▶ [Task]:
What the task needs is every record repeated exactly, nothing more.

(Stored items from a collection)
******

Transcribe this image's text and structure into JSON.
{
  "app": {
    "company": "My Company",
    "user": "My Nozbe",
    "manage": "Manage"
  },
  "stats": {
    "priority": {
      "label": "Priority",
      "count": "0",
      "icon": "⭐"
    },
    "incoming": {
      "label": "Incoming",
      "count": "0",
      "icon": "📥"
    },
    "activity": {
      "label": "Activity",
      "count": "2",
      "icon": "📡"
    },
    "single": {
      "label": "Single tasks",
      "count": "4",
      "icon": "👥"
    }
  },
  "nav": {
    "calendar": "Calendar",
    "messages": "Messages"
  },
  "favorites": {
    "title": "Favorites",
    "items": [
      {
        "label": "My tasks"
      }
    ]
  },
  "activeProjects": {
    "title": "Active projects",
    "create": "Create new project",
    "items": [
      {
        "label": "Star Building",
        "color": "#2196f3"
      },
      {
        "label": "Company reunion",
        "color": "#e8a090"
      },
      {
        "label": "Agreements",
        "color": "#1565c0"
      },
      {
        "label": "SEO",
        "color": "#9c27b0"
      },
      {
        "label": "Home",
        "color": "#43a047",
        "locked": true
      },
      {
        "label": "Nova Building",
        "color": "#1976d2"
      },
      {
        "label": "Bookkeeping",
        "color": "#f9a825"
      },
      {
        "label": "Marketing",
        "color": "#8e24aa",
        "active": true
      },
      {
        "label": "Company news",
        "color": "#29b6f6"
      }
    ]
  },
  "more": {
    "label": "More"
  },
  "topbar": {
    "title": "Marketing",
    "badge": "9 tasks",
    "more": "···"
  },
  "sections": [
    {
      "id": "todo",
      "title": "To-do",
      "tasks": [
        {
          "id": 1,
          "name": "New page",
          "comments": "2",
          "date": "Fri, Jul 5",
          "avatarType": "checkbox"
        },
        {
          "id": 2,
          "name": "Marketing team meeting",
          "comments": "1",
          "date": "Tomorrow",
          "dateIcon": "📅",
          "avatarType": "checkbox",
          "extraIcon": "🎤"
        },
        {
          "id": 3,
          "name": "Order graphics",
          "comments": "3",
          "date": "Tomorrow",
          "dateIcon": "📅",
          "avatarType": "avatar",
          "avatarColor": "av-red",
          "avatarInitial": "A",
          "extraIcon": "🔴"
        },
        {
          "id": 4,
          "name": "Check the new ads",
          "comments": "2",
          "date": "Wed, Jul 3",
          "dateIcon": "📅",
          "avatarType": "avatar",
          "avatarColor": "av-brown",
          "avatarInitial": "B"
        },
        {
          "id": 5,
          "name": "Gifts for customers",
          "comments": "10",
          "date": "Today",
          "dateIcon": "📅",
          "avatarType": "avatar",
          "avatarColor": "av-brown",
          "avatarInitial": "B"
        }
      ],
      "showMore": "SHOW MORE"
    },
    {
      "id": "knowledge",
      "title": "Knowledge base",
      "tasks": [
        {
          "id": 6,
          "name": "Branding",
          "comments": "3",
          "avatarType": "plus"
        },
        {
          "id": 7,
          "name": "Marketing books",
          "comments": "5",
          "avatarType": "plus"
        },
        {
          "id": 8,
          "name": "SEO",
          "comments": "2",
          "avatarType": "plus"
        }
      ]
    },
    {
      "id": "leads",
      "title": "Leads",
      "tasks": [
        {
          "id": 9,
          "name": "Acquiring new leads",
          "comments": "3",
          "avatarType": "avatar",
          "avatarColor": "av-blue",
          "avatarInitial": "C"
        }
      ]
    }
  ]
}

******

▶ [Response to the task]:
Transcribe this image's text and structure into JSON.
{
  "app": {
    "company": "My Company",
    "user": "My Nozbe",
    "manage": "Manage"
  },
  "stats": {
    "priority": {
      "label": "Priority",
      "count": "0",
      "icon": "⭐"
    },
    "incoming": {
      "label": "Incoming",
      "count": "0",
      "icon": "📥"
    },
    "activity": {
      "label": "Activity",
      "count": "2",
      "icon": "📡"
    },
    "single": {
      "label": "Single tasks",
      "count": "4",
      "icon": "👥"
    }
  },
  "nav": {
    "calendar": "Calendar",
    "messages": "Messages"
  },
  "favorites": {
    "title": "Favorites",
    "items": [
      {
        "label": "My tasks"
      }
    ]
  },
  "activeProjects": {
    "title": "Active projects",
    "create": "Create new project",
    "items": [
      {
        "label": "Star Building",
        "color": "#2196f3"
      },
      {
        "label": "Company reunion",
        "color": "#e8a090"
      },
      {
        "label": "Agreements",
        "color": "#1565c0"
      },
      {
        "label": "SEO",
        "color": "#9c27b0"
      },
      {
        "label": "Home",
        "color": "#43a047",
        "locked": true
      },
      {
        "label": "Nova Building",
        "color": "#1976d2"
      },
      {
        "label": "Bookkeeping",
        "color": "#f9a825"
      },
      {
        "label": "Marketing",
        "color": "#8e24aa",
        "active": true
      },
      {
        "label": "Company news",
        "color": "#29b6f6"
      }
    ]
  },
  "more": {
    "label": "More"
  },
  "topbar": {
    "title": "Marketing",
    "badge": "9 tasks",
    "more": "···"
  },
  "sections": [
    {
      "id": "todo",
      "title": "To-do",
      "tasks": [
        {
          "id": 1,
          "name": "New page",
          "comments": "2",
          "date": "Fri, Jul 5",
          "avatarType": "checkbox"
        },
        {
          "id": 2,
          "name": "Marketing team meeting",
          "comments": "1",
          "date": "Tomorrow",
          "dateIcon": "📅",
          "avatarType": "checkbox",
          "extraIcon": "🎤"
        },
        {
          "id": 3,
          "name": "Order graphics",
          "comments": "3",
          "date": "Tomorrow",
          "dateIcon": "📅",
          "avatarType": "avatar",
          "avatarColor": "av-red",
          "avatarInitial": "A",
          "extraIcon": "🔴"
        },
        {
          "id": 4,
          "name": "Check the new ads",
          "comments": "2",
          "date": "Wed, Jul 3",
          "dateIcon": "📅",
          "avatarType": "avatar",
          "avatarColor": "av-brown",
          "avatarInitial": "B"
        },
        {
          "id": 5,
          "name": "Gifts for customers",
          "comments": "10",
          "date": "Today",
          "dateIcon": "📅",
          "avatarType": "avatar",
          "avatarColor": "av-brown",
          "avatarInitial": "B"
        }
      ],
      "showMore": "SHOW MORE"
    },
    {
      "id": "knowledge",
      "title": "Knowledge base",
      "tasks": [
        {
          "id": 6,
          "name": "Branding",
          "comments": "3",
          "avatarType": "plus"
        },
        {
          "id": 7,
          "name": "Marketing books",
          "comments": "5",
          "avatarType": "plus"
        },
        {
          "id": 8,
          "name": "SEO",
          "comments": "2",
          "avatarType": "plus"
        }
      ]
    },
    {
      "id": "leads",
      "title": "Leads",
      "tasks": [
        {
          "id": 9,
          "name": "Acquiring new leads",
          "comments": "3",
          "avatarType": "avatar",
          "avatarColor": "av-blue",
          "avatarInitial": "C"
        }
      ]
    }
  ]
}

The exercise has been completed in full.